▶ What is expected
When you respond, restate each record exactly as it is given.

▶ Data for the task
● ● ● ● ● ● ●
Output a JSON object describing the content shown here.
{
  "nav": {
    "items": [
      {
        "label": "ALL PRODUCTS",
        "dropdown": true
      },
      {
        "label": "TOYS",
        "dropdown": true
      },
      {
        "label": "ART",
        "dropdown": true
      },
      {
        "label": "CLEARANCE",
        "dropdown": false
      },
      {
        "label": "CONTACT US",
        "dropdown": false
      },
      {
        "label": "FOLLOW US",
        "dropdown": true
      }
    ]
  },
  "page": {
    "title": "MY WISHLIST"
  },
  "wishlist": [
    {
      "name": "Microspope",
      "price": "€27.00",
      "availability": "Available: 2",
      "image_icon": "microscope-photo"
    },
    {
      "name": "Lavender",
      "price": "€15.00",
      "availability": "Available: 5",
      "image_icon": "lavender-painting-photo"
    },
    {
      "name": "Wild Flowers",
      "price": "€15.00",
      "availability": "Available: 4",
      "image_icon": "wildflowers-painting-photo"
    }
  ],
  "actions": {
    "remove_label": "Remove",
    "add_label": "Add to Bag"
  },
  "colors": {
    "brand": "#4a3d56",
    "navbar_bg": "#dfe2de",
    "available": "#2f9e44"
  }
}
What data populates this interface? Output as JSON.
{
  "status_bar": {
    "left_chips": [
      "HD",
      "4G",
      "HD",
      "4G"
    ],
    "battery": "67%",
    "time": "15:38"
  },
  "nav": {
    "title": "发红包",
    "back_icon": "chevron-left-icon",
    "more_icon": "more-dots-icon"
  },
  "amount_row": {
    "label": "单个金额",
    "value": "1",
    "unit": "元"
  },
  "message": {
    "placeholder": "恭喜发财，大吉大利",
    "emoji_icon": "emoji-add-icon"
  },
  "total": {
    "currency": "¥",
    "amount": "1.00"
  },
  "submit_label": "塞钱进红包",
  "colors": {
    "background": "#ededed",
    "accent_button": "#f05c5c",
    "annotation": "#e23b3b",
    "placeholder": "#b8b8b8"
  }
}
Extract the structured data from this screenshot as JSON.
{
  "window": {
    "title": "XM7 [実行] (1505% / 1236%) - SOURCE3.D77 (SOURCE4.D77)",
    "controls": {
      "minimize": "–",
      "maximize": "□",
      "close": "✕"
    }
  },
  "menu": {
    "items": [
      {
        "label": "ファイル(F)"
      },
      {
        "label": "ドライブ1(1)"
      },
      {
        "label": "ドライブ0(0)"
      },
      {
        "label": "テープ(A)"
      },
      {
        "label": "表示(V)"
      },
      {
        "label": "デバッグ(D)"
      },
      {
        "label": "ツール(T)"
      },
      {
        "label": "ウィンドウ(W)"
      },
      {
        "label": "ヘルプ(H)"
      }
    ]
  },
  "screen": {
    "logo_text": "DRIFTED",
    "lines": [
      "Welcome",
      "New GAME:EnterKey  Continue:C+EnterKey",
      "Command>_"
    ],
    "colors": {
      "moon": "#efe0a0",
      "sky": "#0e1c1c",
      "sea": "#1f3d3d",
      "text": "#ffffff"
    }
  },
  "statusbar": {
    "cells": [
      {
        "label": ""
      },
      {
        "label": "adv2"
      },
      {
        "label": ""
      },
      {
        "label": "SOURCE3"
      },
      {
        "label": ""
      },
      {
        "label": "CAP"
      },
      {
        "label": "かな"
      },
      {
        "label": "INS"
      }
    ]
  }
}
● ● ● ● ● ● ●
▶ Result of this task
Output a JSON object describing the content shown here.
{
  "nav": {
    "items": [
      {
        "label": "ALL PRODUCTS",
        "dropdown": true
      },
      {
        "label": "TOYS",
        "dropdown": true
      },
      {
        "label": "ART",
        "dropdown": true
      },
      {
        "label": "CLEARANCE",
        "dropdown": false
      },
      {
        "label": "CONTACT US",
        "dropdown": false
      },
      {
        "label": "FOLLOW US",
        "dropdown": true
      }
    ]
  },
  "page": {
    "title": "MY WISHLIST"
  },
  "wishlist": [
    {
      "name": "Microspope",
      "price": "€27.00",
      "availability": "Available: 2",
      "image_icon": "microscope-photo"
    },
    {
      "name": "Lavender",
      "price": "€15.00",
      "availability": "Available: 5",
      "image_icon": "lavender-painting-photo"
    },
    {
      "name": "Wild Flowers",
      "price": "€15.00",
      "availability": "Available: 4",
      "image_icon": "wildflowers-painting-photo"
    }
  ],
  "actions": {
    "remove_label": "Remove",
    "add_label": "Add to Bag"
  },
  "colors": {
    "brand": "#4a3d56",
    "navbar_bg": "#dfe2de",
    "available": "#2f9e44"
  }
}
What data populates this interface? Output as JSON.
{
  "status_bar": {
    "left_chips": [
      "HD",
      "4G",
      "HD",
      "4G"
    ],
    "battery": "67%",
    "time": "15:38"
  },
  "nav": {
    "title": "发红包",
    "back_icon": "chevron-left-icon",
    "more_icon": "more-dots-icon"
  },
  "amount_row": {
    "label": "单个金额",
    "value": "1",
    "unit": "元"
  },
  "message": {
    "placeholder": "恭喜发财，大吉大利",
    "emoji_icon": "emoji-add-icon"
  },
  "total": {
    "currency": "¥",
    "amount": "1.00"
  },
  "submit_label": "塞钱进红包",
  "colors": {
    "background": "#ededed",
    "accent_button": "#f05c5c",
    "annotation": "#e23b3b",
    "placeholder": "#b8b8b8"
  }
}
Extract the structured data from this screenshot as JSON.
{
  "window": {
    "title": "XM7 [実行] (1505% / 1236%) - SOURCE3.D77 (SOURCE4.D77)",
    "controls": {
      "minimize": "–",
      "maximize": "□",
      "close": "✕"
    }
  },
  "menu": {
    "items": [
      {
        "label": "ファイル(F)"
      },
      {
        "label": "ドライブ1(1)"
      },
      {
        "label": "ドライブ0(0)"
      },
      {
        "label": "テープ(A)"
      },
      {
        "label": "表示(V)"
      },
      {
        "label": "デバッグ(D)"
      },
      {
        "label": "ツール(T)"
      },
      {
        "label": "ウィンドウ(W)"
      },
      {
        "label": "ヘルプ(H)"
      }
    ]
  },
  "screen": {
    "logo_text": "DRIFTED",
    "lines": [
      "Welcome",
      "New GAME:EnterKey  Continue:C+EnterKey",
      "Command>_"
    ],
    "colors": {
      "moon": "#efe0a0",
      "sky": "#0e1c1c",
      "sea": "#1f3d3d",
      "text": "#ffffff"
    }
  },
  "statusbar": {
    "cells": [
      {
        "label": ""
      },
      {
        "label": "adv2"
      },
      {
        "label": ""
      },
      {
        "label": "SOURCE3"
      },
      {
        "label": ""
      },
      {
        "label": "CAP"
      },
      {
        "label": "かな"
      },
      {
        "label": "INS"
      }
    ]
  }
}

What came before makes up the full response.